MATERIAL PROVIDED Block Start

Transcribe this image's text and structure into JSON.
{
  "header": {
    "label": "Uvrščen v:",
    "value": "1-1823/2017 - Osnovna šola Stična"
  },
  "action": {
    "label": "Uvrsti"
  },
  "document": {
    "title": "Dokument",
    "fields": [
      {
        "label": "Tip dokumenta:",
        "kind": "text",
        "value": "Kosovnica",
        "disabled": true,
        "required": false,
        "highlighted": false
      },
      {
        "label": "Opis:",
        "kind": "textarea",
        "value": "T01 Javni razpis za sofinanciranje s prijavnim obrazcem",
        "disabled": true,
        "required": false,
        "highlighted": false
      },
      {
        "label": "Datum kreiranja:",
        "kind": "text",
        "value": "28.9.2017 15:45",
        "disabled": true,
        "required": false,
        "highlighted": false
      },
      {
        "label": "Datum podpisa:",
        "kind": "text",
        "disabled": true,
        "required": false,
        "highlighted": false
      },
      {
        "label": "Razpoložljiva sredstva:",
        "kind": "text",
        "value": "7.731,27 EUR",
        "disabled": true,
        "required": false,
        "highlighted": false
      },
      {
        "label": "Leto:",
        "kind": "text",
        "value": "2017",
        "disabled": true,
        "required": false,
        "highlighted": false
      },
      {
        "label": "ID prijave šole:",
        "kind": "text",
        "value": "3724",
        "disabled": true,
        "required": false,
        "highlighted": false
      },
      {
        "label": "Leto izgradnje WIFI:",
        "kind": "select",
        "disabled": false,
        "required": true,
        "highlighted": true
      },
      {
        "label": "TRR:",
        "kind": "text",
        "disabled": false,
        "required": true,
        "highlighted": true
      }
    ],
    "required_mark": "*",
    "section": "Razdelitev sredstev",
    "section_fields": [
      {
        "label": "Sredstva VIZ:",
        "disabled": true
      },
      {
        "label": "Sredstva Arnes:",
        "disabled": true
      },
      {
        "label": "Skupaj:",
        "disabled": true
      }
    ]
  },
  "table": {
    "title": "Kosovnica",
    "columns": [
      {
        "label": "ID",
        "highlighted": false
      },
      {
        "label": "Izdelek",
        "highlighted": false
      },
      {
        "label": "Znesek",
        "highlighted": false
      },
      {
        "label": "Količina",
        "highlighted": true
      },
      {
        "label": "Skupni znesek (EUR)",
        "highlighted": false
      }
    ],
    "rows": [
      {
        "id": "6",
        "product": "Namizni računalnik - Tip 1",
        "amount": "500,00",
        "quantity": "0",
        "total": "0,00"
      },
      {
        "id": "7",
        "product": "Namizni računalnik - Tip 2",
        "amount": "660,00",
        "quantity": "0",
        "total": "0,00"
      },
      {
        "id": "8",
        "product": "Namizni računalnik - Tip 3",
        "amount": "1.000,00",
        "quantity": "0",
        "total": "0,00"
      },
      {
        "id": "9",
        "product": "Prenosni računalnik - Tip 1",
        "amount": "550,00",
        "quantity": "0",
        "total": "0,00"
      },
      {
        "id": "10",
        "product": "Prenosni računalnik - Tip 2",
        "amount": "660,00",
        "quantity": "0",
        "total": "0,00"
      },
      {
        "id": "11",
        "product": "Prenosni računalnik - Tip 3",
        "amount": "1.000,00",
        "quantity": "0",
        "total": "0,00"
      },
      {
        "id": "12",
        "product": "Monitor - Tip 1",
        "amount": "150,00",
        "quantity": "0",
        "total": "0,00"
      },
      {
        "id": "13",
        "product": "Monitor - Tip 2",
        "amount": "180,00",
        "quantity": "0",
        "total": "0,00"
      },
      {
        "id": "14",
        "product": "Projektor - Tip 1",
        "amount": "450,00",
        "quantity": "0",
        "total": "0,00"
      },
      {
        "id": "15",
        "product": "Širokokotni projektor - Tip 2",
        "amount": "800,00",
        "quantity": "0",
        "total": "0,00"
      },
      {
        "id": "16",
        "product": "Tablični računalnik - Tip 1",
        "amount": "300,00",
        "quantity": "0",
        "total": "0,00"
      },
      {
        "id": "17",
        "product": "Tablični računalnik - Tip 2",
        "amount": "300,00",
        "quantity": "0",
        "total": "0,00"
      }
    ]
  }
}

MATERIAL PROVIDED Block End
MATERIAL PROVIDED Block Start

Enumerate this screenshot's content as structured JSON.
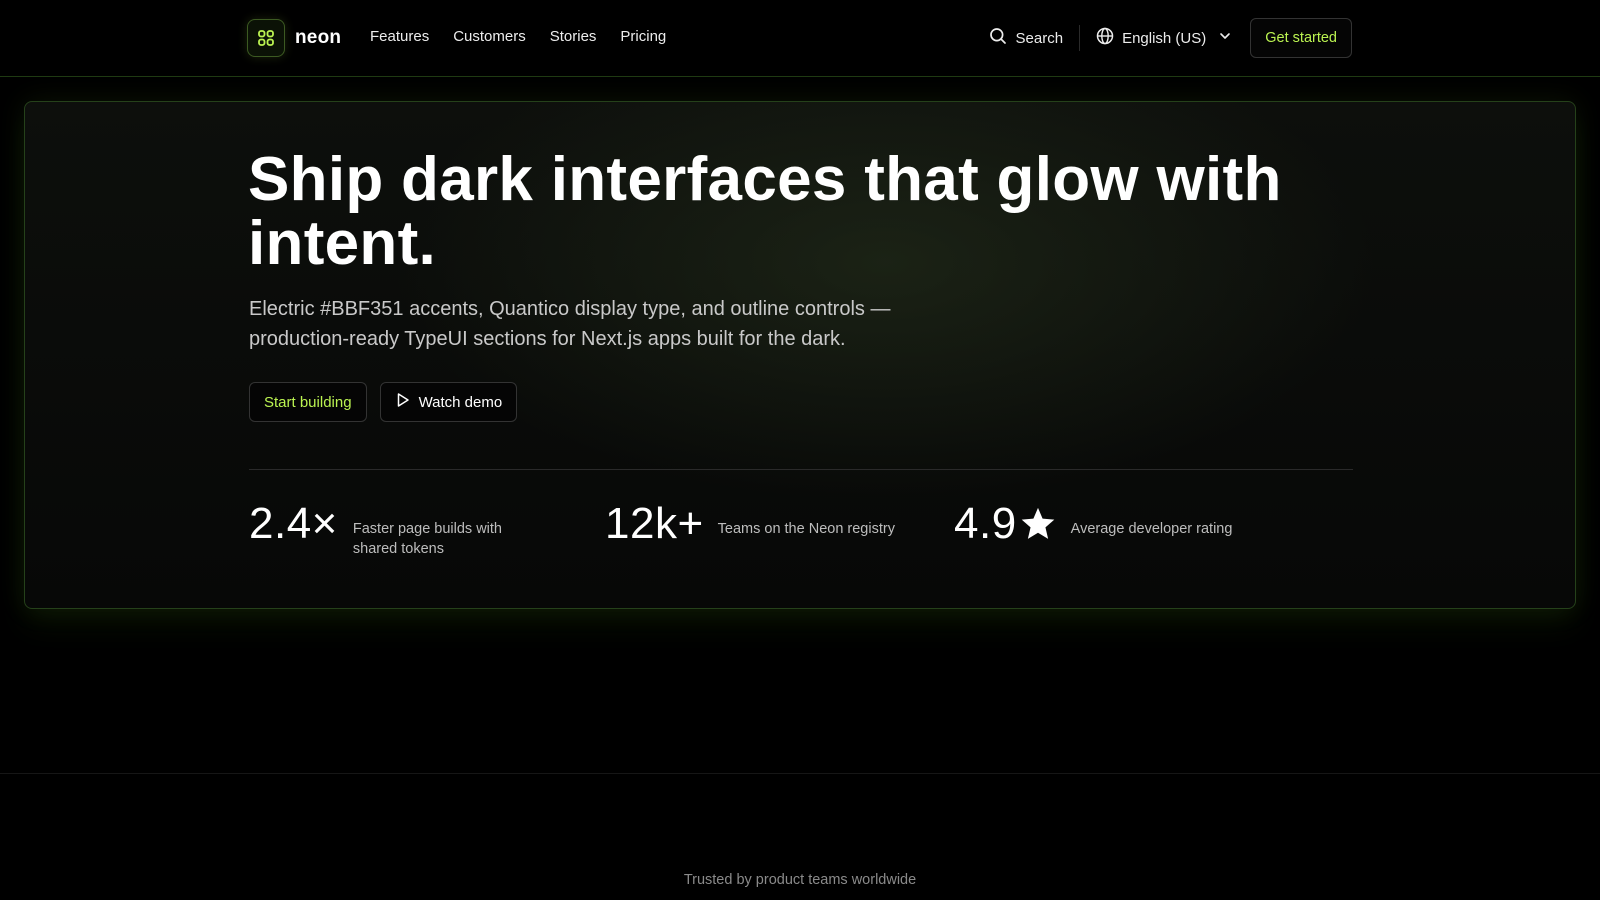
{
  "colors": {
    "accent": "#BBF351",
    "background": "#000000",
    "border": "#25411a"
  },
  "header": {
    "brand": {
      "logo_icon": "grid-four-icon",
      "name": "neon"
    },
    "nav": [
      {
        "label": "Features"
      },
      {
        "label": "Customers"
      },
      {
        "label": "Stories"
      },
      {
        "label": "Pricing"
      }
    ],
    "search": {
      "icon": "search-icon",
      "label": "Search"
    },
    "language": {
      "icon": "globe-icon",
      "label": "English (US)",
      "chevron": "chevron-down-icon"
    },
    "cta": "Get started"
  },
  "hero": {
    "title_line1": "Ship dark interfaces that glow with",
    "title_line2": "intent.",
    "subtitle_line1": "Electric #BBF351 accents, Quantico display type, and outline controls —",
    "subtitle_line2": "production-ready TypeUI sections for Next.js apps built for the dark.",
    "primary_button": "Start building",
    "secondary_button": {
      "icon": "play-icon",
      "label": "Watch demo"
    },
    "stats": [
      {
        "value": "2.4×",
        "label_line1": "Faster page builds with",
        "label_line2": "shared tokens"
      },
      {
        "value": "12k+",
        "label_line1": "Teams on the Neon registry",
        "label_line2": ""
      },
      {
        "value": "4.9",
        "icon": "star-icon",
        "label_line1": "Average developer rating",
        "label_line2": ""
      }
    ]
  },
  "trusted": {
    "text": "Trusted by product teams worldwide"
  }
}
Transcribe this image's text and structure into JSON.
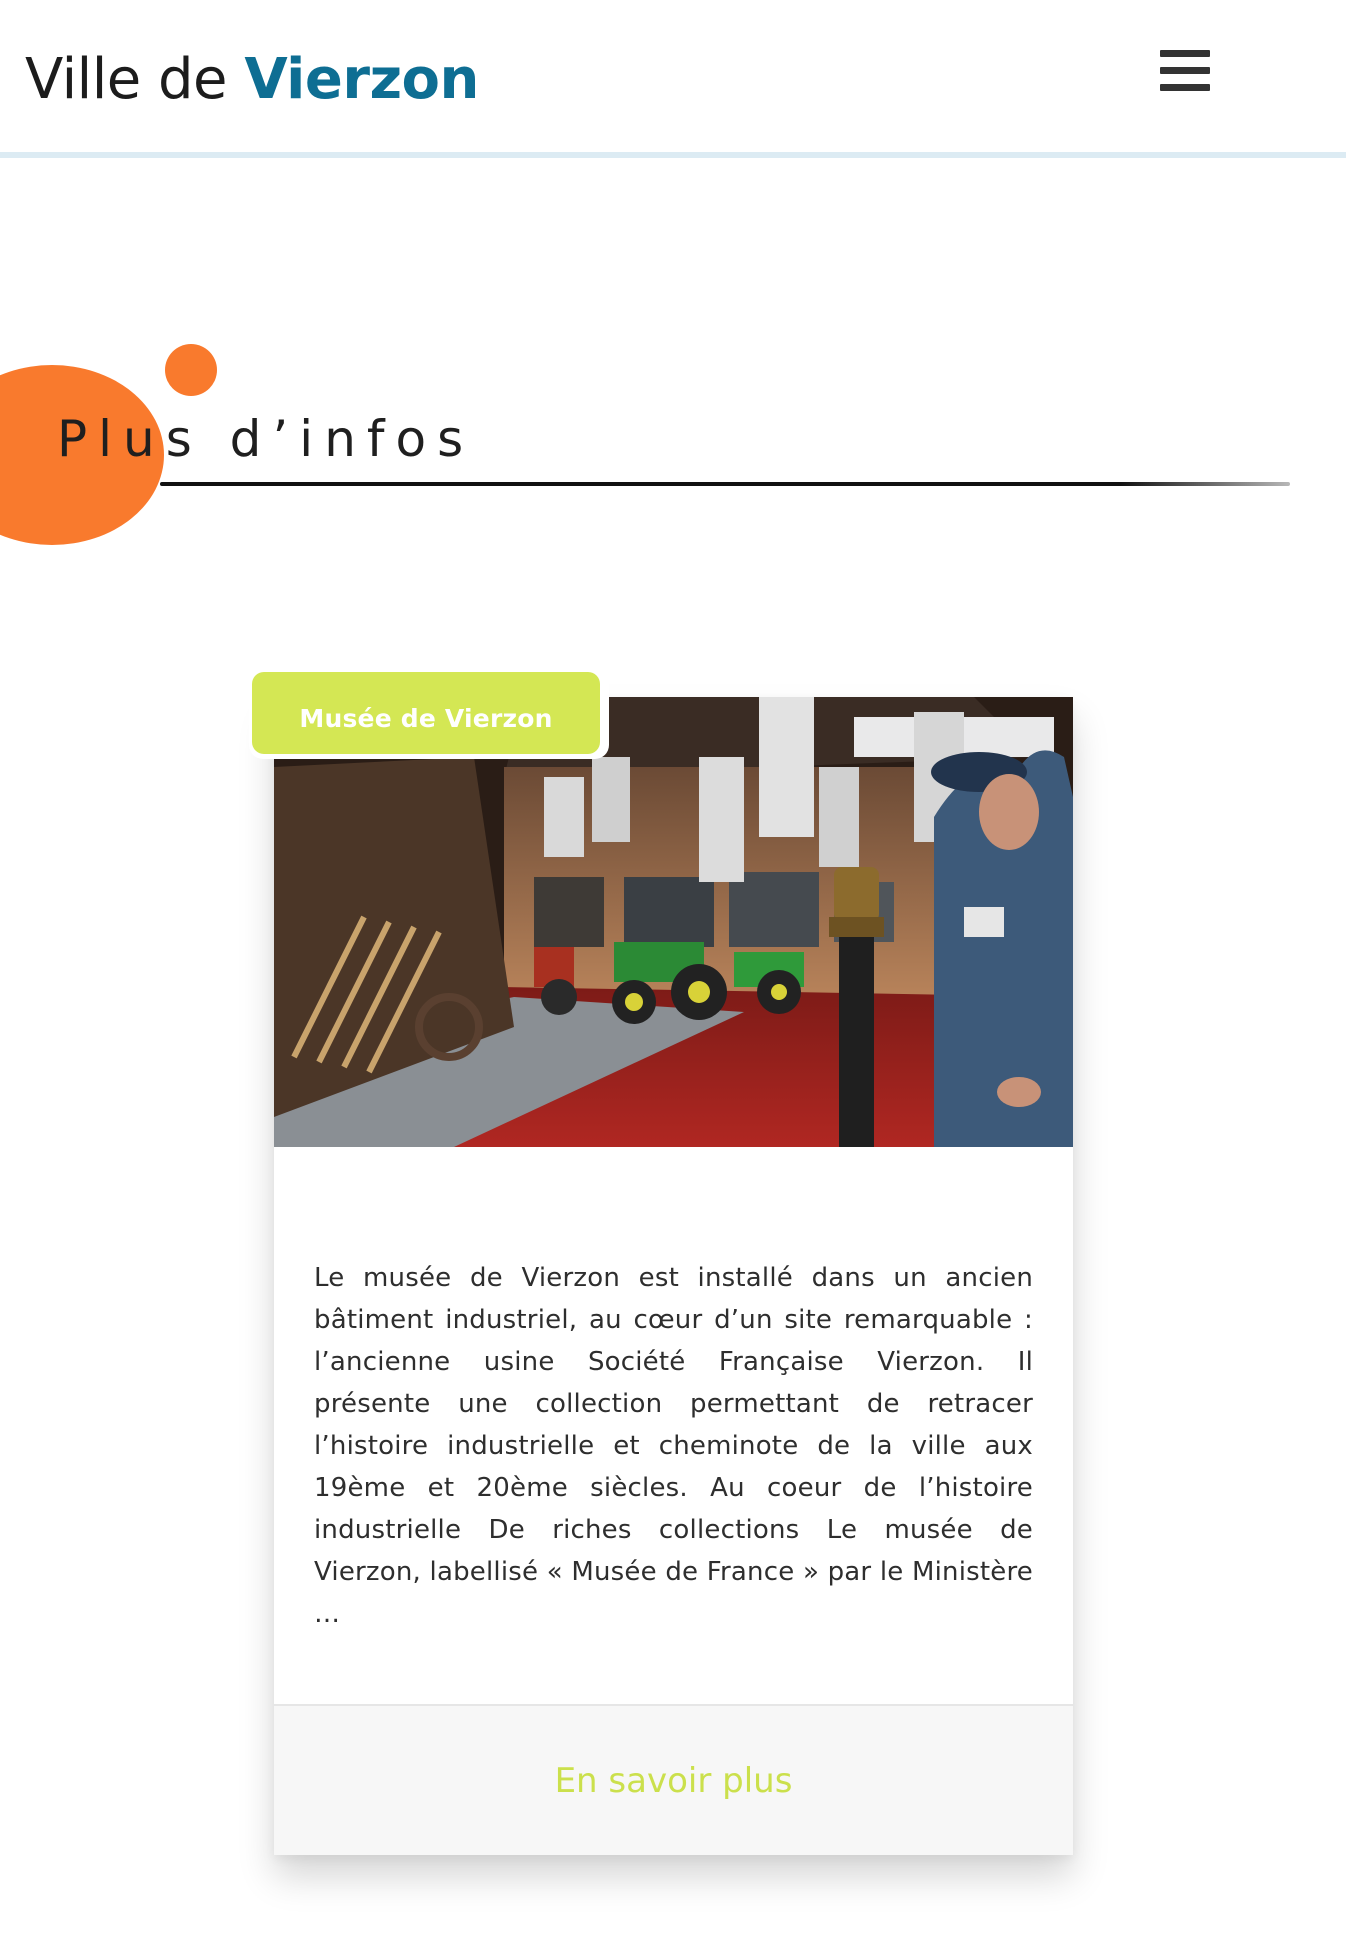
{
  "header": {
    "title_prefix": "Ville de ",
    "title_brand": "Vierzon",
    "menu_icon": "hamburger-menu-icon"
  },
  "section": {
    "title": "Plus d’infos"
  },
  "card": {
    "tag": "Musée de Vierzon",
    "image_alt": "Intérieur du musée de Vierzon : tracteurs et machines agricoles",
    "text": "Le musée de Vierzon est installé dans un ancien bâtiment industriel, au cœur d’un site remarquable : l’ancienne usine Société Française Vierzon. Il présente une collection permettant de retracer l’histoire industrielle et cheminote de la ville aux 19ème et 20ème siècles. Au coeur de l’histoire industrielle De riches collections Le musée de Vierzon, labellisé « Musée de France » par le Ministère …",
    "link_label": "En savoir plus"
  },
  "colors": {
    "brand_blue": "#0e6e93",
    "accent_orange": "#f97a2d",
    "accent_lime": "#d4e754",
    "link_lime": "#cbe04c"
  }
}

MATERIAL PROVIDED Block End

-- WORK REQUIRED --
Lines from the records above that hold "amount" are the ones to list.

-- ANSWER --
        "amount": "500,00",
        "amount": "660,00",
        "amount": "1.000,00",
        "amount": "550,00",
        "amount": "660,00",
        "amount": "1.000,00",
        "amount": "150,00",
        "amount": "180,00",
        "amount": "450,00",
        "amount": "800,00",
        "amount": "300,00",
        "amount": "300,00",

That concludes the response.